Feb 26 2010
Yesterday I put a query out to my Twitter network to identify active, vibrant networks of librarians. Thanks to the following fab friends, I was able to pull together a list which I’ve copied below.
Thanks to @MoreCoffeePls, @eekim, @Carl_wkg, @ekreeger, @band, @alinwagnerlahmy, @goamick, @clairebrooks, @heatherdavis, @flexnib, @haikugirloz,
Networks that “Librarian 2.0″ types might plug into
If you have any more, please leave them in the comments! THANKS!
Feb 26 2010
I was asked about some useful references on lurking and lurkers this week, so I thought I’d refresh myself with a few that I like. (I’ve written about ithere on the blog quite often over the years!)
Personally, I’m of the school of thought that lurking is a form of legitimate peripheral participation, that in most cases, if everyone actively participated we’d be overwhelmed, that we often and appropriately lurk offline and that lurking is not always “take and no give,” that people do in fact take what they learn one place and often use it and contribute elsewhere. It is more generalized reciprocity.

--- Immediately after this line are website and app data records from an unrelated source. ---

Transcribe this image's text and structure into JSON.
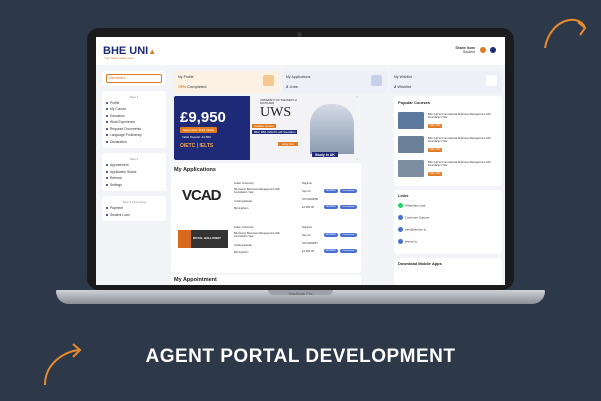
{
  "caption": "AGENT PORTAL DEVELOPMENT",
  "laptop_brand": "MacBook Pro",
  "app": {
    "logo": "BHE UNI",
    "logo_sub": "Your future starts here",
    "user_name": "Shane Isom",
    "user_role": "Student",
    "sidebar": {
      "dashboard": "Dashboard",
      "group1_head": "Step 1",
      "group1": [
        "Profile",
        "My Course",
        "Education",
        "Work Experience",
        "Required Documents",
        "Language Proficiency",
        "Declaration"
      ],
      "group2_head": "Step 2",
      "group2": [
        "Appointment",
        "Application Status",
        "Referral",
        "Settings"
      ],
      "group3_head": "Step 3 Upcoming",
      "group3": [
        "Payment",
        "Student Loan"
      ]
    },
    "stats": [
      {
        "title": "My Profile",
        "value": "75%",
        "suffix": "Completed"
      },
      {
        "title": "My Applications",
        "value": "2",
        "suffix": "Jobs"
      },
      {
        "title": "My Wishlist",
        "value": "2",
        "suffix": "Wishlist"
      }
    ],
    "banner": {
      "price": "£9,950",
      "intake": "September 2024 Intake",
      "deposit": "Initial Deposit: £1,500",
      "tests": "OIETC | IELTS",
      "uni_small": "UNIVERSITY OF THE WEST of SCOTLAND",
      "uni_big": "UWS",
      "courses_tag": "Available Courses",
      "courses": "BBA | MBA | MSc/PG with Specialism",
      "apply": "Apply Now",
      "study": "Study in UK"
    },
    "applications_title": "My Applications",
    "applications": [
      {
        "logo": "VCAD",
        "university": "Arden University",
        "course": "BA (Hons) Business Management with Foundation Year",
        "level": "Undergraduate",
        "city": "Birmingham",
        "mode": "Daytime",
        "intake": "Sep 24",
        "ref": "STU0000058",
        "fee": "£4,950.00",
        "status1": "Enrolled",
        "status2": "Unconditional Offer",
        "status3": "Enrolled",
        "status4": "Unconditional Offer"
      },
      {
        "logo": "ROYAL HOLLOWAY",
        "university": "Arden University",
        "course": "BA (Hons) Business Management with Foundation Year",
        "level": "Undergraduate",
        "city": "Birmingham",
        "mode": "Daytime",
        "intake": "Sep 24",
        "ref": "STU0000057",
        "fee": "£4,950.00",
        "status1": "Enrolled",
        "status2": "Unconditional Offer",
        "status3": "Enrolled",
        "status4": "Unconditional Offer"
      }
    ],
    "appointment_title": "My Appointment",
    "popular_title": "Popular Courses",
    "popular": [
      {
        "text": "BSc (Hons) International Business Management with Foundation Year",
        "btn": "Apply Now"
      },
      {
        "text": "BSc (Hons) International Business Management with Foundation Year",
        "btn": "Apply Now"
      },
      {
        "text": "BSc (Hons) International Business Management with Foundation Year",
        "btn": "Apply Now"
      }
    ],
    "links_title": "Links",
    "links": [
      "WhatsApp chat",
      "Customer Support",
      "care@bheuni.io",
      "bheuni.io"
    ],
    "download_title": "Download Mobile Apps"
  }
}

First, is an old discussion summary from the Online Facilitation list from 2003, compiled by Chris Lang which still has value to me. You an find it here TIPs for Facilitating Lurking

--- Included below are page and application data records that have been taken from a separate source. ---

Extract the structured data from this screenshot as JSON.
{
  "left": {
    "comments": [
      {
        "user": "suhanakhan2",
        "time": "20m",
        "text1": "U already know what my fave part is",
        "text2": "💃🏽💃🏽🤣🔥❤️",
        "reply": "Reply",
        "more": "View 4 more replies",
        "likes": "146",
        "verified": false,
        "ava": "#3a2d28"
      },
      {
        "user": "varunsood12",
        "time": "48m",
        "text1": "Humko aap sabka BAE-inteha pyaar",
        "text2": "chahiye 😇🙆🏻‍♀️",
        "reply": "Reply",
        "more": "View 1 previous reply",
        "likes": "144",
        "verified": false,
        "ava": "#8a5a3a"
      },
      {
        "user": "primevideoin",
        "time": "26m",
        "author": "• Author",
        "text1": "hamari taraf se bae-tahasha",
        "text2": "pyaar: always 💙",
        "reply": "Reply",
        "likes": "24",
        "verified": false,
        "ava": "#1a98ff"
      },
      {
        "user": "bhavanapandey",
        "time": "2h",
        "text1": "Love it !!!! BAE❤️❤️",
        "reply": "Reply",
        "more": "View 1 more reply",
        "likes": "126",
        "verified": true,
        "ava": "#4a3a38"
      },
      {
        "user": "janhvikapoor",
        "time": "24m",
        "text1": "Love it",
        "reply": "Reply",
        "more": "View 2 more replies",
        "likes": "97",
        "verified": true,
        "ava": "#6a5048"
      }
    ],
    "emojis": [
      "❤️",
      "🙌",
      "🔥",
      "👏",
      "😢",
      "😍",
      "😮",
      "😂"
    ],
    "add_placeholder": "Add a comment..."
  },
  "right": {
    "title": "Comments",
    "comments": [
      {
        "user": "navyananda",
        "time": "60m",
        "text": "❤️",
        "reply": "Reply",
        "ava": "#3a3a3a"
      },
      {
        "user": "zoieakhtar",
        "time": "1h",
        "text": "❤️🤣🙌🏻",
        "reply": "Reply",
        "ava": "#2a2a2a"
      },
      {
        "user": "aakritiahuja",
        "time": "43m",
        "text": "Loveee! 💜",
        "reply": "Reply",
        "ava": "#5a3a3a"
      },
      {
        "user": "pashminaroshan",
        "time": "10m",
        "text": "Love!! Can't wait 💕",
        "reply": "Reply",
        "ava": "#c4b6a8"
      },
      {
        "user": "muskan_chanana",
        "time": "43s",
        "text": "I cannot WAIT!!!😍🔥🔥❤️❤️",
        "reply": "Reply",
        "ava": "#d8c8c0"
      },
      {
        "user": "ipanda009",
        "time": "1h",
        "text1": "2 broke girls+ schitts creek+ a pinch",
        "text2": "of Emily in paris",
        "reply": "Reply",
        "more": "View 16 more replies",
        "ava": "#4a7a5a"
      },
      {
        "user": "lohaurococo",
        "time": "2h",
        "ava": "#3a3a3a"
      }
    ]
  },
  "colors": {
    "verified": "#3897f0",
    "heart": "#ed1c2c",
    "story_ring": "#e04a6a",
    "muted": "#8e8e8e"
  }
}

Second is another distillation of conversation, this time from CPSquare. Download file.
Of course, this has been studied in the academic community, such as this paper on why lurkers lurk, from Jenny Preece and Blair Nonnecke (pdf prepub).

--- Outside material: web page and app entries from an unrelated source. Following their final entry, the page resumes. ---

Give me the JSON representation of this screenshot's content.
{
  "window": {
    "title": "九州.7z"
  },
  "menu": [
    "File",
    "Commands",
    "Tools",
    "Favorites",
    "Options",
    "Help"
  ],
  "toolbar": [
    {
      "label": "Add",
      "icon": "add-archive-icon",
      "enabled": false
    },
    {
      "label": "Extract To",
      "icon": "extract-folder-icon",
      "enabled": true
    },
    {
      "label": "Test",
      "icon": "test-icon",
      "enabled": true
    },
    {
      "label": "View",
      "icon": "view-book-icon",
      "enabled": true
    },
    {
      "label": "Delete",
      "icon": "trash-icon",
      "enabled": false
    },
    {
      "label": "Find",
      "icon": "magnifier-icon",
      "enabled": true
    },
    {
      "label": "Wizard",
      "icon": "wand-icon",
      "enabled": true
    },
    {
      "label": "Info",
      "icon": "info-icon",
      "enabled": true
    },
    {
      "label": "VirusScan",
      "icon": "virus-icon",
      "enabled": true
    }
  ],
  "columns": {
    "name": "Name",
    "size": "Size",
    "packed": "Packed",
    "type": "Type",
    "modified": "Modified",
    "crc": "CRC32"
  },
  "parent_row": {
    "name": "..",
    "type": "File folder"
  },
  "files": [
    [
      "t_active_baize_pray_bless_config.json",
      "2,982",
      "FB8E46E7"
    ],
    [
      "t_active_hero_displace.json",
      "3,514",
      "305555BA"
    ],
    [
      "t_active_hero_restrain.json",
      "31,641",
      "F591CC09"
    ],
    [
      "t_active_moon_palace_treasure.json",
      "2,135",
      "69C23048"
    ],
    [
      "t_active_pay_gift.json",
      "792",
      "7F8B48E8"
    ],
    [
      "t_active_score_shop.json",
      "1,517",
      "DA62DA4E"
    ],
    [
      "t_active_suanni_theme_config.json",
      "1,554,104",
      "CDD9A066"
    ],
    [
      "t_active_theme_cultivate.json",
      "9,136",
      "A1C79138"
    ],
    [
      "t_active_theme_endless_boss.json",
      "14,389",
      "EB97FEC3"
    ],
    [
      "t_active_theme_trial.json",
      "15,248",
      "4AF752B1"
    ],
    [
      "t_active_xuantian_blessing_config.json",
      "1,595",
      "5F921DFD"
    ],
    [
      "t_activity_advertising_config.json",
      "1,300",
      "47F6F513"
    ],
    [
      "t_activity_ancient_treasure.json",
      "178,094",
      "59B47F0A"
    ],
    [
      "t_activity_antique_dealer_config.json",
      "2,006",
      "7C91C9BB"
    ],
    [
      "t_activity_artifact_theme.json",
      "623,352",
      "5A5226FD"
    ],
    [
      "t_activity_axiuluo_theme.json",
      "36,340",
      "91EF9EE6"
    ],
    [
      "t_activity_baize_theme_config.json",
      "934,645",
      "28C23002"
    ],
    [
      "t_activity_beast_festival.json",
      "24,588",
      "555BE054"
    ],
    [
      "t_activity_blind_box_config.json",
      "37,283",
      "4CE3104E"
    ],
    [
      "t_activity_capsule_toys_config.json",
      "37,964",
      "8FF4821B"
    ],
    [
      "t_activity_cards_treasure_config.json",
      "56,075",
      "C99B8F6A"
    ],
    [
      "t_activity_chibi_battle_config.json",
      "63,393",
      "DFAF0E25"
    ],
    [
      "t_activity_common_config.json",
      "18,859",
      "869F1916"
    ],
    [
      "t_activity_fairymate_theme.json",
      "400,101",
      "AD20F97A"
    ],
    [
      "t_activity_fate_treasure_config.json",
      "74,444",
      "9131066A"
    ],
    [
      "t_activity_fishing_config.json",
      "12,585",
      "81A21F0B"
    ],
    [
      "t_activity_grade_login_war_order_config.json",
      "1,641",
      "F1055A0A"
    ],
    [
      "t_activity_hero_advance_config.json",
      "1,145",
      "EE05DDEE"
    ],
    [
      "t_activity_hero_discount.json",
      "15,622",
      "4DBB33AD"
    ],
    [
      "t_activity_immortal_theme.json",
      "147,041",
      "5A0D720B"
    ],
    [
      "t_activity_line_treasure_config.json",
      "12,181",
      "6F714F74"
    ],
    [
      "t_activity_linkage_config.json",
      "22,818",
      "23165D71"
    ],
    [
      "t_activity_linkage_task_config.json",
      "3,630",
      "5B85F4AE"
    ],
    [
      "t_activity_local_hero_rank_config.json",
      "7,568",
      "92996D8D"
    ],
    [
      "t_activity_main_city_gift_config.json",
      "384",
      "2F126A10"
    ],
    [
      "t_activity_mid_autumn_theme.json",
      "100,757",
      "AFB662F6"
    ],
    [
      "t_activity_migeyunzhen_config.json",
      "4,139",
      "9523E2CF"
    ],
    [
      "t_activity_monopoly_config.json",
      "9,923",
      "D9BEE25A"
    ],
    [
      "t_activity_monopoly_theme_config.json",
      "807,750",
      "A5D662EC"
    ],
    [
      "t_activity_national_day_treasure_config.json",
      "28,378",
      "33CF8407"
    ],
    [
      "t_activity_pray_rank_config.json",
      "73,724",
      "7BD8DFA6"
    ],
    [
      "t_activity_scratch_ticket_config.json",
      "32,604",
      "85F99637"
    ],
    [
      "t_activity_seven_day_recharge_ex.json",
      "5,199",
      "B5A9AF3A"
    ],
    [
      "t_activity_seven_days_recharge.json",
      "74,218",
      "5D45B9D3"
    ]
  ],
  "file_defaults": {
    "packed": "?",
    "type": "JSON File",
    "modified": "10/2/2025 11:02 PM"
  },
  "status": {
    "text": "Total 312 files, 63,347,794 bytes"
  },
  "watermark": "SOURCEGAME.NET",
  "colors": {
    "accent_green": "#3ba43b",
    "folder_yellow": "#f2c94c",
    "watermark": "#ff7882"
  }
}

Finally, some fine blog posts on lurking by friends and colleagues. (Edited to add more links March 30)
My bottom line is one’s approach to lurking is context dependent. If full participation is a stated requirement (as in a job or a course) one must find ways to facilitate and enable that participation. The larger and more open the group, the more lurking is a natural and expected behavior.